What is needed ▸
For the entries below, report every line that includes the word "stacked".

Entries shown ▸
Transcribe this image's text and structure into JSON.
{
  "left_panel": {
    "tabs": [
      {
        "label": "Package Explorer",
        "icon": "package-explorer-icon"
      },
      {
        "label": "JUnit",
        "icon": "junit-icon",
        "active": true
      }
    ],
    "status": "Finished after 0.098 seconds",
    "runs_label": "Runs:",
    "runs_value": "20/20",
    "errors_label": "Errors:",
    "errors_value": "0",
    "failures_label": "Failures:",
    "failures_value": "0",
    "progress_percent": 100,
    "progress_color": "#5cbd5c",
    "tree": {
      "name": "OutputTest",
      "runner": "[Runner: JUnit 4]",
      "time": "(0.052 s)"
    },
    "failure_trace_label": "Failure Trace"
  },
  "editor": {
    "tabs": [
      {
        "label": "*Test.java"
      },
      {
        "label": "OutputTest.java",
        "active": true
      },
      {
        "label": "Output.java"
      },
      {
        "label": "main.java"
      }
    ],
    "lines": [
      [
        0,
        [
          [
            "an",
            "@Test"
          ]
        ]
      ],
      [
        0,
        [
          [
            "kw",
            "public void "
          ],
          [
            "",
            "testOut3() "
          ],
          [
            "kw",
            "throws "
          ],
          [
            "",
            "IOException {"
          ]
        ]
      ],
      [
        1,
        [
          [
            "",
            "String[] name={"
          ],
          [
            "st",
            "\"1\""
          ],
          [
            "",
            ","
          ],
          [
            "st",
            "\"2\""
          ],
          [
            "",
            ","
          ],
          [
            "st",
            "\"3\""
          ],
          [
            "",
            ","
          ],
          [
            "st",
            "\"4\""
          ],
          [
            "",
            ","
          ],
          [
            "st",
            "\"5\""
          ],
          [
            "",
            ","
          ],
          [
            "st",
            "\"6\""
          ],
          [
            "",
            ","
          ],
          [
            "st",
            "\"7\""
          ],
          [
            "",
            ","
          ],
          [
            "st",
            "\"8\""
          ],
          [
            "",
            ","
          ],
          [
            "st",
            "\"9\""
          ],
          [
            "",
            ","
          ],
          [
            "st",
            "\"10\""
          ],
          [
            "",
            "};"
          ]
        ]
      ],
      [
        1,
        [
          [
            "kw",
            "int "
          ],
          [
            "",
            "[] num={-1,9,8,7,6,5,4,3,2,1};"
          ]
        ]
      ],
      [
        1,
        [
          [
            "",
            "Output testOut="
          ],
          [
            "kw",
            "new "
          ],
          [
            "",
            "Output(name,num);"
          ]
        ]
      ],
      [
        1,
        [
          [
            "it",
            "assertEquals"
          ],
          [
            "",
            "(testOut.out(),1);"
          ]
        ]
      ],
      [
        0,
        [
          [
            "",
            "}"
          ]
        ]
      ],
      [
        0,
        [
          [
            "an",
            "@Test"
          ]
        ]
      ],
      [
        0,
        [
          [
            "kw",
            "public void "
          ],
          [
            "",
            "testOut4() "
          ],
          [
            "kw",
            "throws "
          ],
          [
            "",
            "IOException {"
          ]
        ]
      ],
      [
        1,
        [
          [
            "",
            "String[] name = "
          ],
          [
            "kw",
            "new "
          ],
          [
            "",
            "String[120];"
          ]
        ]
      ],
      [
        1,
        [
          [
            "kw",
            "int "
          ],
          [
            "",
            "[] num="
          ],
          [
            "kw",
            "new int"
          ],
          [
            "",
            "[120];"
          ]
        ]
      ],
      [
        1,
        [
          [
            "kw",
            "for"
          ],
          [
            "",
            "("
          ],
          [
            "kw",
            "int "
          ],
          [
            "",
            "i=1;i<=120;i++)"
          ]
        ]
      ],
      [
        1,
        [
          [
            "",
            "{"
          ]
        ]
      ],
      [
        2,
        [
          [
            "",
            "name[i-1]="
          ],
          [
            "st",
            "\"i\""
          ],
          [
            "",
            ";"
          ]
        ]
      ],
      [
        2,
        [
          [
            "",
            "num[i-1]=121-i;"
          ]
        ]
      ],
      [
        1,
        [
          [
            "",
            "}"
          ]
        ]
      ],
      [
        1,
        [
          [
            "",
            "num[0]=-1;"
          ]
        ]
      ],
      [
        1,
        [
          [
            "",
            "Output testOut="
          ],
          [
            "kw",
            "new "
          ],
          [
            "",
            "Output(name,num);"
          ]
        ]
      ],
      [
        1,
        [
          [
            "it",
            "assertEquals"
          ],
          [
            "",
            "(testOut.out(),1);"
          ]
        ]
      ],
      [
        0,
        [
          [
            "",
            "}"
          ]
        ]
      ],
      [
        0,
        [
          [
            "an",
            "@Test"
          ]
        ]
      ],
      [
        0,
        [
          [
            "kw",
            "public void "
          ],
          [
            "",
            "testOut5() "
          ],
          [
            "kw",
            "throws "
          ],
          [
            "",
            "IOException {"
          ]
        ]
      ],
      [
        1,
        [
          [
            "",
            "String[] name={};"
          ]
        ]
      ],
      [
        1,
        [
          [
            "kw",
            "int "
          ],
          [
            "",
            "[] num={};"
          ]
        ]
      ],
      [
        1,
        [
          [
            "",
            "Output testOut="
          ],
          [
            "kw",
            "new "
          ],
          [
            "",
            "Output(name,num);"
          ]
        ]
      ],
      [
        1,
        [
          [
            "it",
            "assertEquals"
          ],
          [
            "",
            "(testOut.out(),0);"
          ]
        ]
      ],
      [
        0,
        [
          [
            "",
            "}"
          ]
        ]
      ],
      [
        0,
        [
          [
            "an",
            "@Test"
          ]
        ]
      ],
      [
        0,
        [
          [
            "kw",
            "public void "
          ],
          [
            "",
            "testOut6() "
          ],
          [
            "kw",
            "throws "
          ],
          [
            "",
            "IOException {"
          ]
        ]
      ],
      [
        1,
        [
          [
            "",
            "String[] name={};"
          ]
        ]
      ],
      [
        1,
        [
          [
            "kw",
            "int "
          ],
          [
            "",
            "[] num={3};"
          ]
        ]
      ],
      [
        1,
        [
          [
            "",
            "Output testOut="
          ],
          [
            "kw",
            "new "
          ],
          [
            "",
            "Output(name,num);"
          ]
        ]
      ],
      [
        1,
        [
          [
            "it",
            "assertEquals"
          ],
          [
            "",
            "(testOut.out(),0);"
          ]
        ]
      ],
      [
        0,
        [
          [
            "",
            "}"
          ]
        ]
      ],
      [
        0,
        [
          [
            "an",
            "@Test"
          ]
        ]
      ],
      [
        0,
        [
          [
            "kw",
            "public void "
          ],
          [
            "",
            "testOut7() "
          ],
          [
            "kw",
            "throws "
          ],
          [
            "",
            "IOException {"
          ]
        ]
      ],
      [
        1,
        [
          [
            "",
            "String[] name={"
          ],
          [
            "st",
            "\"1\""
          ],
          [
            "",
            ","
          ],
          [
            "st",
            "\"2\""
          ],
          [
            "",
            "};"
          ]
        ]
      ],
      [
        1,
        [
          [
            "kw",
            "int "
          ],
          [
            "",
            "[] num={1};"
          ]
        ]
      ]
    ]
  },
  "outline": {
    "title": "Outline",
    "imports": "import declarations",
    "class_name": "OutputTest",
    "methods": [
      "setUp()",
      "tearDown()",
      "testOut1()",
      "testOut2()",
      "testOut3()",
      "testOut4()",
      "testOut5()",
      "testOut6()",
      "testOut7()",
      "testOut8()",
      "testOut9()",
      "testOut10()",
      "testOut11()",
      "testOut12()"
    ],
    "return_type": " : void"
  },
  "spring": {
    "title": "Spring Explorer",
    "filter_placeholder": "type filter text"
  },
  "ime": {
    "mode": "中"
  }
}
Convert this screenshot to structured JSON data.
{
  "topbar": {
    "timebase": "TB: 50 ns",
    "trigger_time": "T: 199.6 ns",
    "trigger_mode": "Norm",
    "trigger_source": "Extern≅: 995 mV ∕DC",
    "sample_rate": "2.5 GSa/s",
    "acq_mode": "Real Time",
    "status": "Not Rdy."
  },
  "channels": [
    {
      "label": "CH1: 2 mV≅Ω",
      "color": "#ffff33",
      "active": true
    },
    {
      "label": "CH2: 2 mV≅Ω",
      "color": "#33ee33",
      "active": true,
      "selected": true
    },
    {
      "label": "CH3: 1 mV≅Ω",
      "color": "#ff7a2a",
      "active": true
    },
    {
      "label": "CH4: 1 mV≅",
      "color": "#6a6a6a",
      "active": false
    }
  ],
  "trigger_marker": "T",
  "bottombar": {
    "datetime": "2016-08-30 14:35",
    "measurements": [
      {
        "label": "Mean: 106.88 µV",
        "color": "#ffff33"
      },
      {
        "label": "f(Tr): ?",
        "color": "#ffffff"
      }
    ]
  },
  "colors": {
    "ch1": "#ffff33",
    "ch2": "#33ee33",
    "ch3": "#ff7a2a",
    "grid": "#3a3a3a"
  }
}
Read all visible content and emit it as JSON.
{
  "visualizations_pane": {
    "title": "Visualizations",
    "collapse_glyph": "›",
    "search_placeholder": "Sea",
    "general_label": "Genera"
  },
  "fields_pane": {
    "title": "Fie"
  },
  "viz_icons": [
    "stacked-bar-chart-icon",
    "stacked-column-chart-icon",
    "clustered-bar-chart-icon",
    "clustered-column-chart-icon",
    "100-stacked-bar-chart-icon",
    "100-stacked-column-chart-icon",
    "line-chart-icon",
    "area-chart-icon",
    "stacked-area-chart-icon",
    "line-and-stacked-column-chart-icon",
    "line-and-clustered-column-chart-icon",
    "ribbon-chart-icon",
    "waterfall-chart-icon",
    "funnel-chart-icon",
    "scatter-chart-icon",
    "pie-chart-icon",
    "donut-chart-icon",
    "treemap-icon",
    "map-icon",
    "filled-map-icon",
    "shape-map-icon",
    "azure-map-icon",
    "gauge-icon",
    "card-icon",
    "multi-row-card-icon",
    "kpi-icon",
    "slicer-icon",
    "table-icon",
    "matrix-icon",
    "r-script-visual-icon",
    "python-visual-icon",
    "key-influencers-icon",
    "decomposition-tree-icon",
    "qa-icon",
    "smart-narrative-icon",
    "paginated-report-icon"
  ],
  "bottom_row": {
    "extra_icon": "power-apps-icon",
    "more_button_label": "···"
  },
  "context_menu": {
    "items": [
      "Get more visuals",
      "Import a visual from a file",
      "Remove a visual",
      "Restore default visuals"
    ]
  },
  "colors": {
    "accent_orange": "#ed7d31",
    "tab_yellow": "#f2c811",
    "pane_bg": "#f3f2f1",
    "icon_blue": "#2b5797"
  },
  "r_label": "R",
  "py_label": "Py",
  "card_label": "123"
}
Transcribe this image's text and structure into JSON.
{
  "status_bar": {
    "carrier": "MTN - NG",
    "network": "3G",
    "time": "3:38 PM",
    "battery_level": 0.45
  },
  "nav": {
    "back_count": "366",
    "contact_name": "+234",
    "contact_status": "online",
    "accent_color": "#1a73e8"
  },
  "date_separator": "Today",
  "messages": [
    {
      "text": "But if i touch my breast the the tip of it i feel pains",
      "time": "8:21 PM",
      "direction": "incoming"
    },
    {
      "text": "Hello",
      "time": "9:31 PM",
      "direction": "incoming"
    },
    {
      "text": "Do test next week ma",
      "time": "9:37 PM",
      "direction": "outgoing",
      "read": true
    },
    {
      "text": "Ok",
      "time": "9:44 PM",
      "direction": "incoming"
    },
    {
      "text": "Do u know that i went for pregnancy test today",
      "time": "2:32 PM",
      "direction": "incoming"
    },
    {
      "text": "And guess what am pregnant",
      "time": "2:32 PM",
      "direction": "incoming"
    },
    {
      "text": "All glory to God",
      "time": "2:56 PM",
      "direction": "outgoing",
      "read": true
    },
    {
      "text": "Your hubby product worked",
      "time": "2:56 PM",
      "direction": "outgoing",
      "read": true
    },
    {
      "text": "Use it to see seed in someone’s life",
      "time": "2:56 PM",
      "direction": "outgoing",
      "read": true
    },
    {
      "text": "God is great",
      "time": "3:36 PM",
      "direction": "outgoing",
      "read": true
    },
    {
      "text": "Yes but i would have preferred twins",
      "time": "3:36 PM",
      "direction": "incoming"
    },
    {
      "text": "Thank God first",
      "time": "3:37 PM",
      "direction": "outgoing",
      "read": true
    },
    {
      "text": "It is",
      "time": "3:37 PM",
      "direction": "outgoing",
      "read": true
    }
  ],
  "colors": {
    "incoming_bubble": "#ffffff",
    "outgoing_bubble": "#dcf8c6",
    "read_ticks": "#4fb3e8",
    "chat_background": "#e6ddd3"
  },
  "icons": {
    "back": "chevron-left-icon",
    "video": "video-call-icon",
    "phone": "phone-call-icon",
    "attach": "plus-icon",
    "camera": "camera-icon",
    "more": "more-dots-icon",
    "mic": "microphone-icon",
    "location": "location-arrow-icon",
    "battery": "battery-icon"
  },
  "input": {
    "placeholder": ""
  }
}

The answer ▸
    "stacked-bar-chart-icon",
    "stacked-column-chart-icon",
    "100-stacked-bar-chart-icon",
    "100-stacked-column-chart-icon",
    "stacked-area-chart-icon",
    "line-and-stacked-column-chart-icon",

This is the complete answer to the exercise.